◆ What to produce:
Each line below should be restated word for word.

◆ Material to process:
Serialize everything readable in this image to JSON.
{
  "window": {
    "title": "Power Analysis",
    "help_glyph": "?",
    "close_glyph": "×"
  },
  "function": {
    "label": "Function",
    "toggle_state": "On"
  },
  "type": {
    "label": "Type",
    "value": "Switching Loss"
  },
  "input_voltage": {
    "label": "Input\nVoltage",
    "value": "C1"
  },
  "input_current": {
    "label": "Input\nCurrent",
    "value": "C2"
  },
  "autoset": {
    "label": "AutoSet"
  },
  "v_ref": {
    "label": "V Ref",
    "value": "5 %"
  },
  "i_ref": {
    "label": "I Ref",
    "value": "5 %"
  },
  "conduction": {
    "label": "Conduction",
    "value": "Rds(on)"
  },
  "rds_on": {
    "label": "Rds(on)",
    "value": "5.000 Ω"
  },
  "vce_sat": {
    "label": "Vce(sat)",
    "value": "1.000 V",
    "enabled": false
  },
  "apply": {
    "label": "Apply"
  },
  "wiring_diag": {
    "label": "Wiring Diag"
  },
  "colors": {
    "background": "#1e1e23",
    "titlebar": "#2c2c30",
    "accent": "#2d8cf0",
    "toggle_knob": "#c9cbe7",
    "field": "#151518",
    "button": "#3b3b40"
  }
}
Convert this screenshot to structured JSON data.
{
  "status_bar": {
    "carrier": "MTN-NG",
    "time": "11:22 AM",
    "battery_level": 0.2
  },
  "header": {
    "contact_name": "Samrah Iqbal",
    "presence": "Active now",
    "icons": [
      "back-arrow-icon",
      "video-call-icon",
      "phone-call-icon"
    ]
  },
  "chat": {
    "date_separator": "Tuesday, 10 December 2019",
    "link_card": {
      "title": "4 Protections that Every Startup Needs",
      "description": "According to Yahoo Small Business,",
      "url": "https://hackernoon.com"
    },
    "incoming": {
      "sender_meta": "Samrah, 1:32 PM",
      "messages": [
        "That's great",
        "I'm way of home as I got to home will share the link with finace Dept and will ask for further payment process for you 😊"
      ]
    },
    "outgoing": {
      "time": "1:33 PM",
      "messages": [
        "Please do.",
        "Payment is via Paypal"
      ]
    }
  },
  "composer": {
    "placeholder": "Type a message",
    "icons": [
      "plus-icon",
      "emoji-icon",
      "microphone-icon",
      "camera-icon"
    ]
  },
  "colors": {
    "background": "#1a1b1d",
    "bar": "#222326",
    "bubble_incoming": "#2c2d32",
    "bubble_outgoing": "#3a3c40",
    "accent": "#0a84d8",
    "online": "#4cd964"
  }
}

◆ Answer to this exercise:
Serialize everything readable in this image to JSON.
{
  "window": {
    "title": "Power Analysis",
    "help_glyph": "?",
    "close_glyph": "×"
  },
  "function": {
    "label": "Function",
    "toggle_state": "On"
  },
  "type": {
    "label": "Type",
    "value": "Switching Loss"
  },
  "input_voltage": {
    "label": "Input\nVoltage",
    "value": "C1"
  },
  "input_current": {
    "label": "Input\nCurrent",
    "value": "C2"
  },
  "autoset": {
    "label": "AutoSet"
  },
  "v_ref": {
    "label": "V Ref",
    "value": "5 %"
  },
  "i_ref": {
    "label": "I Ref",
    "value": "5 %"
  },
  "conduction": {
    "label": "Conduction",
    "value": "Rds(on)"
  },
  "rds_on": {
    "label": "Rds(on)",
    "value": "5.000 Ω"
  },
  "vce_sat": {
    "label": "Vce(sat)",
    "value": "1.000 V",
    "enabled": false
  },
  "apply": {
    "label": "Apply"
  },
  "wiring_diag": {
    "label": "Wiring Diag"
  },
  "colors": {
    "background": "#1e1e23",
    "titlebar": "#2c2c30",
    "accent": "#2d8cf0",
    "toggle_knob": "#c9cbe7",
    "field": "#151518",
    "button": "#3b3b40"
  }
}
Convert this screenshot to structured JSON data.
{
  "status_bar": {
    "carrier": "MTN-NG",
    "time": "11:22 AM",
    "battery_level": 0.2
  },
  "header": {
    "contact_name": "Samrah Iqbal",
    "presence": "Active now",
    "icons": [
      "back-arrow-icon",
      "video-call-icon",
      "phone-call-icon"
    ]
  },
  "chat": {
    "date_separator": "Tuesday, 10 December 2019",
    "link_card": {
      "title": "4 Protections that Every Startup Needs",
      "description": "According to Yahoo Small Business,",
      "url": "https://hackernoon.com"
    },
    "incoming": {
      "sender_meta": "Samrah, 1:32 PM",
      "messages": [
        "That's great",
        "I'm way of home as I got to home will share the link with finace Dept and will ask for further payment process for you 😊"
      ]
    },
    "outgoing": {
      "time": "1:33 PM",
      "messages": [
        "Please do.",
        "Payment is via Paypal"
      ]
    }
  },
  "composer": {
    "placeholder": "Type a message",
    "icons": [
      "plus-icon",
      "emoji-icon",
      "microphone-icon",
      "camera-icon"
    ]
  },
  "colors": {
    "background": "#1a1b1d",
    "bar": "#222326",
    "bubble_incoming": "#2c2d32",
    "bubble_outgoing": "#3a3c40",
    "accent": "#0a84d8",
    "online": "#4cd964"
  }
}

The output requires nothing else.